"Chuck kumquats!" "Defeat baboons!" "Repopulate the world and eat anything that stands in your way!"
These were typical of the slogans, from whimsical to gross, displayed in abundance at the 2006 Game Expo presented May 10 in Upson Hall by the Cornell Game Design Initiative. The event exhibited games created by students in CIS 300, Introduction to Game Design, and a follow-up advanced course. The games were created by teams of programmers, art and music students.
"We are looking for ways to reach out to more art students," said lecturer David Schwartz, who teaches the game courses. "They are an extremely important part of the team."
Many of the games on display belied their student origins -- perhaps a bit shorter and simpler than games seen at an arcade but often just as impressive in their art and storylines. A hundred or so students, accompanied by quite a few grade-schoolers, lined up to play.
The games included "Restless Moon II," a 10-level shooting game along the lines of the best-selling "Doom" in a 3D environment simulating lunar gravity, and "The Last Lemi," the aforementioned kumquat-collecting game. "Green Eggs and Pan," Cornell's winning entry in the national Games for Girls competition in April, attracted many players, including grade-school girls. An appealing feature of the game is cooperative play in which two players work together to overcome obstacles. At the other end of the emotional scale, "Eat Your Young" involves predators, prey and occasional splashes of virtual blood.
A couple of games included features the professional game companies haven't come out with yet. One, "Banana Brawl," incorporates artificial intelligence (AI) that learns the player's moves, making the game harder each time the player returns. Two or more players can save their AIs, and eventually the AIs can be set to play against one another.
Another innovation on display was a motion-sensitive version of the handheld Game Boy Advance. Equipped with an add-on device created by the Ithaca firm Kionix, the palm-sized game box becomes sensitive to its position, so that a player can maneuver a game piece by tilting the game. Students have created games for the technology, including a driving game called "Ring Racer."
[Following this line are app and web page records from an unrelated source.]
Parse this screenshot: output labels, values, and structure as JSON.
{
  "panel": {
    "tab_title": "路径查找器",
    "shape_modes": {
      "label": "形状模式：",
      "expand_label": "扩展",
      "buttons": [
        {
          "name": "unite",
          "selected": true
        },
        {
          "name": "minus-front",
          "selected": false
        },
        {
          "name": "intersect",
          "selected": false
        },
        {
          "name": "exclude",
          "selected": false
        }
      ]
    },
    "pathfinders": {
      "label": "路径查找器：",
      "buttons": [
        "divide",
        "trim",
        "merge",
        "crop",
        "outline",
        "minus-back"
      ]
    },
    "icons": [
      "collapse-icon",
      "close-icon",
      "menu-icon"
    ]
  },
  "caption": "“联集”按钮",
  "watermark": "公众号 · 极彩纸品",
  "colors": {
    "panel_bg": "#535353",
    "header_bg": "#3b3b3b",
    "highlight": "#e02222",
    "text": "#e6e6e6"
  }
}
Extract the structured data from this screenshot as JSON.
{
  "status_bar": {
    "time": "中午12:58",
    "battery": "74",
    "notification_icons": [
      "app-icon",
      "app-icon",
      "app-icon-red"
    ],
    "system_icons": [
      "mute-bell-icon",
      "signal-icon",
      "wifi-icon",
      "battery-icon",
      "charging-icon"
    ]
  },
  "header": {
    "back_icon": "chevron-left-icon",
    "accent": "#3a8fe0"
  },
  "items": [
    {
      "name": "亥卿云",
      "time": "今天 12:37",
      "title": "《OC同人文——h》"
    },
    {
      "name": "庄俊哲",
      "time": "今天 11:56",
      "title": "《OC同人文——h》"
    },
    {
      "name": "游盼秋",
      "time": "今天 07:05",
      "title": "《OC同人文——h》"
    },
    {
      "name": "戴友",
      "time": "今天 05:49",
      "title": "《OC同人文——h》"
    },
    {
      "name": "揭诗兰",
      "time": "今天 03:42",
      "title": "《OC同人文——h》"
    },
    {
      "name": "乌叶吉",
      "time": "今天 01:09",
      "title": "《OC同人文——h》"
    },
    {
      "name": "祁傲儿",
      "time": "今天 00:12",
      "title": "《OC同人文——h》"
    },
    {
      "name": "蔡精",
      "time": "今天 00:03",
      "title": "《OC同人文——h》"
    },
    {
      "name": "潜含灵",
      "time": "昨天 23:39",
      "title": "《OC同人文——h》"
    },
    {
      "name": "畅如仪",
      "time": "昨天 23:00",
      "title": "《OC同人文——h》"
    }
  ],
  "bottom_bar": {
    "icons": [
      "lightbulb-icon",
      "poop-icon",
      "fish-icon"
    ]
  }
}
CIS 300 is more than just fun and games, Schwartz pointed out. It trains students to work in interdisciplinary groups that include nontechnical students, he said, adding that there are rapidly expanding employment opportunities in the game industry. Also, Schwartz said he sees gaming as an avenue to attract young people to technology careers. To that end, Cornell students are teaching game design to community middle and high school students through the Learning Web and Finger Lakes Unschooling network.